(Saved data entries)
-- Opening Marker --

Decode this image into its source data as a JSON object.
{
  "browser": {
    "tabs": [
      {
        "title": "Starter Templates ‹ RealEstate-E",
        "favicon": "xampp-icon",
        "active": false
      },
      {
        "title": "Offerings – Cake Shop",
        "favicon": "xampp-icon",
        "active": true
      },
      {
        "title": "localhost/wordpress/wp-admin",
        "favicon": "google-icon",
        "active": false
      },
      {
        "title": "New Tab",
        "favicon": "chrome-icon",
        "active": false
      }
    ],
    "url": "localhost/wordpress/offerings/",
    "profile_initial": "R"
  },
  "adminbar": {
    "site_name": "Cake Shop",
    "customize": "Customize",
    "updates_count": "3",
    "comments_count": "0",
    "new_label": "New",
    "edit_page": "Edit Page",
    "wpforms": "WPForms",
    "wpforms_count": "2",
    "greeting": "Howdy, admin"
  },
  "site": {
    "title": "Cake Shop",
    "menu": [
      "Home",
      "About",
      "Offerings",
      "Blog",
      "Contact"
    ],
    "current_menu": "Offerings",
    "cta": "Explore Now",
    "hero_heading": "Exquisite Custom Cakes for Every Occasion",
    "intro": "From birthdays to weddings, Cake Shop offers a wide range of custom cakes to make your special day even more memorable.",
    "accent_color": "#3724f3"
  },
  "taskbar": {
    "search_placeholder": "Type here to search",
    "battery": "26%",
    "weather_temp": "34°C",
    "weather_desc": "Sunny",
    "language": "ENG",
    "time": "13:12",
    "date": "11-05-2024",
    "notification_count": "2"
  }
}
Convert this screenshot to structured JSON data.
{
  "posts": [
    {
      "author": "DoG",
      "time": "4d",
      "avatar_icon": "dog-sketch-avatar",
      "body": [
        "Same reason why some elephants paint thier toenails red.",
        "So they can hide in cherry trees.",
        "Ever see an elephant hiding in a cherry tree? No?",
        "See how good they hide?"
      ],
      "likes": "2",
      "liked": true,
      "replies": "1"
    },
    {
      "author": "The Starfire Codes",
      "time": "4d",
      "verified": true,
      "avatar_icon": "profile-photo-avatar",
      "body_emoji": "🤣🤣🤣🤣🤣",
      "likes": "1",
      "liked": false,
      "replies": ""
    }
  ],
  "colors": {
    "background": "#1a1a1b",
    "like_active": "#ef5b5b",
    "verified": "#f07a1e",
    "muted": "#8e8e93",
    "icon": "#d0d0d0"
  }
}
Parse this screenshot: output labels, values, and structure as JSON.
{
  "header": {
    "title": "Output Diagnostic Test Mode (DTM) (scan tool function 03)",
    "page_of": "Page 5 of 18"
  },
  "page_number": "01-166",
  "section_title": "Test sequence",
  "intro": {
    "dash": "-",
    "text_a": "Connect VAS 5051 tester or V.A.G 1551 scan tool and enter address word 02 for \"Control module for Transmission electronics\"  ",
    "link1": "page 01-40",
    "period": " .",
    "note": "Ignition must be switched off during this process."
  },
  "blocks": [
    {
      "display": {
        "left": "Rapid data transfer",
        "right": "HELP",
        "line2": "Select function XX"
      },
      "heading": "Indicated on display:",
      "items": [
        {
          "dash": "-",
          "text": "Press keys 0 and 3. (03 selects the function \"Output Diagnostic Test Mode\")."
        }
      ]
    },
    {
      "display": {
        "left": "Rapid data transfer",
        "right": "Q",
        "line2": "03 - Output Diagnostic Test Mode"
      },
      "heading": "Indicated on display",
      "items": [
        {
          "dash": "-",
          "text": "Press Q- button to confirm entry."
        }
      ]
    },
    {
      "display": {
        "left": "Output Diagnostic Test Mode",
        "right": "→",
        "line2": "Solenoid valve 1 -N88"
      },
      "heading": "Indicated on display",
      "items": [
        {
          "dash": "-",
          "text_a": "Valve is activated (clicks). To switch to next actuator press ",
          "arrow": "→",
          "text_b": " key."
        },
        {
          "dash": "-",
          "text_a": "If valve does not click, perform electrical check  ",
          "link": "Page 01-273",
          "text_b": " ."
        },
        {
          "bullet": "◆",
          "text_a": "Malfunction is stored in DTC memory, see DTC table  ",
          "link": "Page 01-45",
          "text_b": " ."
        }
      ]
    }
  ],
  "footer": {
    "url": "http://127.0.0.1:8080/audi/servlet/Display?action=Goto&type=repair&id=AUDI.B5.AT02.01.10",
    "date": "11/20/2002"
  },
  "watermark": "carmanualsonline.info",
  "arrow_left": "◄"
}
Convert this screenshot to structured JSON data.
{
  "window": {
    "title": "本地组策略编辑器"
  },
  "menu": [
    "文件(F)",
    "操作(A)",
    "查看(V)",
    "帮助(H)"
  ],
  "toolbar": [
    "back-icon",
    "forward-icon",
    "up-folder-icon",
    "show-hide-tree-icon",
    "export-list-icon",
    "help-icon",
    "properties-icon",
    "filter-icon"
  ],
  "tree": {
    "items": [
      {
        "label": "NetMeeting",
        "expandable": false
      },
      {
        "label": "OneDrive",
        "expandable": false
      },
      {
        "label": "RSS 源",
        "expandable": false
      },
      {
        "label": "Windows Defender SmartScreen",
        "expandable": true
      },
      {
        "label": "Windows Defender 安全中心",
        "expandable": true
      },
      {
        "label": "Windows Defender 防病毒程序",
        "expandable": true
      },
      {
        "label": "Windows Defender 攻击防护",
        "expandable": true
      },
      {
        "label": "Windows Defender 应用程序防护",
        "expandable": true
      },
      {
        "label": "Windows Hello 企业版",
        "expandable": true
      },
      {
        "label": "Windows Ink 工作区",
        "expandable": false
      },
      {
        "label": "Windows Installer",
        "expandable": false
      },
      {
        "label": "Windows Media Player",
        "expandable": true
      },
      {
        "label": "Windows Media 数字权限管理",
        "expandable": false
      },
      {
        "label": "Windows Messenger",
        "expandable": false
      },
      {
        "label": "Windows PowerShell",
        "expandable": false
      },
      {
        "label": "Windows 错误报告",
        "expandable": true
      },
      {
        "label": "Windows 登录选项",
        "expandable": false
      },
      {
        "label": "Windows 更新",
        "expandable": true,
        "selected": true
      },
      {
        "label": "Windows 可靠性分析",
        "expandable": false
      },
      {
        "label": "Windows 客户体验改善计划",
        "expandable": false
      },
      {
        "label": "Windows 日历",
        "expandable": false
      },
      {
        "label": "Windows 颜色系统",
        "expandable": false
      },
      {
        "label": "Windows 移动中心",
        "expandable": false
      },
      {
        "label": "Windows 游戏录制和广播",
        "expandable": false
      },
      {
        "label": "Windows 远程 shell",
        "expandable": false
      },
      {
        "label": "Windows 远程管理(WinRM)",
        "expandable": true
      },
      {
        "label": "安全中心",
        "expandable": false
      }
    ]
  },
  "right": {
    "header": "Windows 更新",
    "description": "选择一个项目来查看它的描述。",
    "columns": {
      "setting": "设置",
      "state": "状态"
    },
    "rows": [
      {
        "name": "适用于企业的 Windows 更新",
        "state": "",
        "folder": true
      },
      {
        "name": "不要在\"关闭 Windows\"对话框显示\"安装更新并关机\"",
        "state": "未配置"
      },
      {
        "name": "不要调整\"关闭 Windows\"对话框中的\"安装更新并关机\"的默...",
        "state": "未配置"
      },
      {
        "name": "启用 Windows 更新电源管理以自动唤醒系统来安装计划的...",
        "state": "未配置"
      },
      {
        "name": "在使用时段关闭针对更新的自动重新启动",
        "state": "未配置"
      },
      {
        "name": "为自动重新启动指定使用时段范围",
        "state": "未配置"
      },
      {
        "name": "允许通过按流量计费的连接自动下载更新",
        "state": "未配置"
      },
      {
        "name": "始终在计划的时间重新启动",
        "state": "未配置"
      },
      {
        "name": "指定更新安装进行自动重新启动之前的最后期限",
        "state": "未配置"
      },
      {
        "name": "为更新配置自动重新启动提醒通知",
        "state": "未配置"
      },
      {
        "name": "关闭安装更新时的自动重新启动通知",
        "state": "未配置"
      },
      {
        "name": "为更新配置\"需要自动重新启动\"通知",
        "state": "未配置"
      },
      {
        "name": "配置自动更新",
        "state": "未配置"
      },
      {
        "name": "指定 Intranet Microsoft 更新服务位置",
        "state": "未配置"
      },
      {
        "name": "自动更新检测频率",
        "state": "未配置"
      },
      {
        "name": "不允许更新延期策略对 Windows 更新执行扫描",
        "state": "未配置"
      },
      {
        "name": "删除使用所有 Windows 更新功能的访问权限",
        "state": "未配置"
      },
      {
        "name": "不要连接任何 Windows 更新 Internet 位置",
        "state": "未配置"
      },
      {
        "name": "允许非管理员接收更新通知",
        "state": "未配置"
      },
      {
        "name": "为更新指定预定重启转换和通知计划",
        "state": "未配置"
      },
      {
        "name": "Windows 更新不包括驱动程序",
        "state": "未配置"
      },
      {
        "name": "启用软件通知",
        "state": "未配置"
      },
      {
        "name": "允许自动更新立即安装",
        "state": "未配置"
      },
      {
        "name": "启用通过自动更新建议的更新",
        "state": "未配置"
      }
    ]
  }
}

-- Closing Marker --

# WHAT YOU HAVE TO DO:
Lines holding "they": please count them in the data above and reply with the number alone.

# TASK RESULT:
2